Netflix’s Operation Varsity Blues: The College Admissions Scandal is an odd film. It’s part documentary, part docu-drama, and all absolutely infuriating.
Director Chris Smith uses interviews and dramatic recreations to tell the story of the great College Admissions Scandal of 2019 in which elite members of the business, law, and entertainment communities (including residents of the North Bay) used the “consulting services” of Sacramentan Rick Singer to ensure their children’s admissions to prestigious universities (Georgetown, UCLA, USC, Stanford, Yale, etc.) Estimates of the costs paid to Singer for his “services” are upwards of $25 million, with a good portion of that amount making its way to the Universities as “donations”.
If you’ve ever applied or helped someone apply to a university, you know what a pressure-filled process it’s become. If you try to enter by submitting an application, you’re said to be going through the “front door”. If you’re lucky enough to have parents with a LOT of money, you can try the “back door” entrance by getting them to make a multi-million-dollar donation to the school of your choice. (At one point in the film, the statement is made that a million dollars really doesn’t get you anywhere these days.) Singer advertised his services as a “side door”, where admissions could be arranged for a few measly couple-of-hundred-thousand. According to the FBI, 33 wealthy parents – knowing a bargain when they saw one – hired him. This scam might have gone on for years but for a chance unrelated arrest that led to its unraveling.

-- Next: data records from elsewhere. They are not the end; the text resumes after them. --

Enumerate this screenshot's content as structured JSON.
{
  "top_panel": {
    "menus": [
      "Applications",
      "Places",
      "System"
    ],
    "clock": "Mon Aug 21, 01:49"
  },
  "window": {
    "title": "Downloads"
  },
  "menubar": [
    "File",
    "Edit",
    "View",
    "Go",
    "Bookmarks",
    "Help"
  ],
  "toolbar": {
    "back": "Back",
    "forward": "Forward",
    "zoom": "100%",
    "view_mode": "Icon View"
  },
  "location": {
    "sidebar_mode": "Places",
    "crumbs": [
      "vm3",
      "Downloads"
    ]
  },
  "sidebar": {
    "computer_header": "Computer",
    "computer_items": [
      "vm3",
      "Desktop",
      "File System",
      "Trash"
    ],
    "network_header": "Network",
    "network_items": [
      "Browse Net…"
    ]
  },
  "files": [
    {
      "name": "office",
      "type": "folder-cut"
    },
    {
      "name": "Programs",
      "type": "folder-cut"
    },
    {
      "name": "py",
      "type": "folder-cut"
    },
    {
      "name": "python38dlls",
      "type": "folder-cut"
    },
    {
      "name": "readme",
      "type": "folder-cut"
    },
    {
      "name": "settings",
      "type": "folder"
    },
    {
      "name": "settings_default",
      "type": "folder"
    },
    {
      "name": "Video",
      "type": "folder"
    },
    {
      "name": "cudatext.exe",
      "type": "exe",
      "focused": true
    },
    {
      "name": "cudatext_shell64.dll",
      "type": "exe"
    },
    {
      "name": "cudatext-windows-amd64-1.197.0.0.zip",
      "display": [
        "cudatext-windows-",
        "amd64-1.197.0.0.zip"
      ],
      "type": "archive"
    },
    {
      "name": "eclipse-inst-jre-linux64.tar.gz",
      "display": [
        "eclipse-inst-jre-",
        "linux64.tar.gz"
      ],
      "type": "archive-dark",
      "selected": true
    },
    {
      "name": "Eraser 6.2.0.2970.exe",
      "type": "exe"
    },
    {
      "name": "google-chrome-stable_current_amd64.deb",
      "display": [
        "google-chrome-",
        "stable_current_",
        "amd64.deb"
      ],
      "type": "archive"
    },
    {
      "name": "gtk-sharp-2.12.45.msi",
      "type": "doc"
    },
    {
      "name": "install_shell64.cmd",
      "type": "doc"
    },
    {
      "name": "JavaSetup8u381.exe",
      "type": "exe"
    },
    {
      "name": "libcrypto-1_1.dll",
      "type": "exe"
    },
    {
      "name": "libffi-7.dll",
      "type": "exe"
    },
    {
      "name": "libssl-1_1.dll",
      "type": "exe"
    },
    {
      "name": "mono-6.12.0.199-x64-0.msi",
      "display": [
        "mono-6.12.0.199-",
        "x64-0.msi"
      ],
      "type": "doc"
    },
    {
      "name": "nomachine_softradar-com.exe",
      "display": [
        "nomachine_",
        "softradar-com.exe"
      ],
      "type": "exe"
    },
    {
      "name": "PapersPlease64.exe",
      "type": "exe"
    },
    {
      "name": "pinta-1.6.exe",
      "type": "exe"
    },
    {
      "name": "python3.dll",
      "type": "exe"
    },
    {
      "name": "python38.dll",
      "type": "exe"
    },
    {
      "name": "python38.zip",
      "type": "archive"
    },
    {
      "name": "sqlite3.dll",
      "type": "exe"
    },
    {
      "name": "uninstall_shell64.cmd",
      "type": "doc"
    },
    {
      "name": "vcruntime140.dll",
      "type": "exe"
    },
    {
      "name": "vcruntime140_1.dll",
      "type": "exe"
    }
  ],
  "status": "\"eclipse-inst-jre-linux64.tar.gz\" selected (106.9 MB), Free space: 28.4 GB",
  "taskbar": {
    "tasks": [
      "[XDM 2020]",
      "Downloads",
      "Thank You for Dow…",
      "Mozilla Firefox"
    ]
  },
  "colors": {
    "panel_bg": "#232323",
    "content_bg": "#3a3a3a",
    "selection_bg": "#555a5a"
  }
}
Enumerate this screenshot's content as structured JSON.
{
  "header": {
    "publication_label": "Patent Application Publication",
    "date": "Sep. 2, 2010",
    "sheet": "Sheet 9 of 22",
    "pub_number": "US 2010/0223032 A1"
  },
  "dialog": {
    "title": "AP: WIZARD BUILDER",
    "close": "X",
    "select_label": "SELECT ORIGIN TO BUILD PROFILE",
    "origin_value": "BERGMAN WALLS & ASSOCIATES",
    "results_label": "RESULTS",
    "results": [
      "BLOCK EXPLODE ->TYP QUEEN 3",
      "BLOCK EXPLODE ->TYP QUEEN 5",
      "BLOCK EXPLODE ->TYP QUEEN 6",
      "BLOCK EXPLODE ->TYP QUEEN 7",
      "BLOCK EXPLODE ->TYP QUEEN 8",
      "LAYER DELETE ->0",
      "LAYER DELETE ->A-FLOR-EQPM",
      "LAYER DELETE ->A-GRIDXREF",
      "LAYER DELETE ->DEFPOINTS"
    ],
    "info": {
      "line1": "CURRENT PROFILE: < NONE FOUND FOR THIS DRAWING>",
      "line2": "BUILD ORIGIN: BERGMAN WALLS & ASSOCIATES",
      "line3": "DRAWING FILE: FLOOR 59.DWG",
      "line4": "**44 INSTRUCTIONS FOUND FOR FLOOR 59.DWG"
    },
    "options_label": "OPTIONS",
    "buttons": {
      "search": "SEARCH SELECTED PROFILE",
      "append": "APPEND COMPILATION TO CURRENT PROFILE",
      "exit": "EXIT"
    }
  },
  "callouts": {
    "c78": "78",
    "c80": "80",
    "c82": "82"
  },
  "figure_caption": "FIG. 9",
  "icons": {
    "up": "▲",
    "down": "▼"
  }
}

The melding of interviews with the dramatizations of meetings and conversations based on wiretap transcripts is quite well done. Matthew Modine plays Singer in the recreations and he is very effective. Modine had to know his Singer would be playing against “himself” via news footage but he delivers far more than a carbon copy-performance. It’s the best work he’s done in years.
We hear a lot about privilege these days, particularly when it comes to race. This film does a good job of highlighting the privilege and the galling sense of entitlement that comes with money. That these wealthy parents “just wanted the best for the children” means nothing when it has to come at the expense of someone else’s more-deserving child.
The film takes a well-deserved swipe at college admission procedures in general and makes a strong case against the use of standardized testing in the process. One shouldn’t be shocked that students who tend to do well on the SAT and ACT tests disproportionately come from families with higher incomes, especially those who can afford to pay someone $15 thousand to take the test in their child’s place.
Singer often used smaller athletic programs (like sailing or crewing) as the entry-way for his “clients” and found plenty of University staff members willing to conspire with him including coaches and athletic directors. Kind of makes you wonder how things are working with the bigger sports.
When talking about the prestigious Universities involved in the scandal, one of the people interviewed noted that one of the earliest definitions of “prestige” in the French language is “deceits and delusions”. This film will have you believe that when it comes to the college admissions programs of prestigious universities, that definition can still be applied.
Streaming exclusively on Netflix